DATA PROVIDED
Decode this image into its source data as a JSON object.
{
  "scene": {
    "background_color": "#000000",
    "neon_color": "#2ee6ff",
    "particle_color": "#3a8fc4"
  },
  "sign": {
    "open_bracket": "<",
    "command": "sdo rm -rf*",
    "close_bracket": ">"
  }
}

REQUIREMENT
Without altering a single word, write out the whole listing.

ANSWER AREA
Decode this image into its source data as a JSON object.
{
  "scene": {
    "background_color": "#000000",
    "neon_color": "#2ee6ff",
    "particle_color": "#3a8fc4"
  },
  "sign": {
    "open_bracket": "<",
    "command": "sdo rm -rf*",
    "close_bracket": ">"
  }
}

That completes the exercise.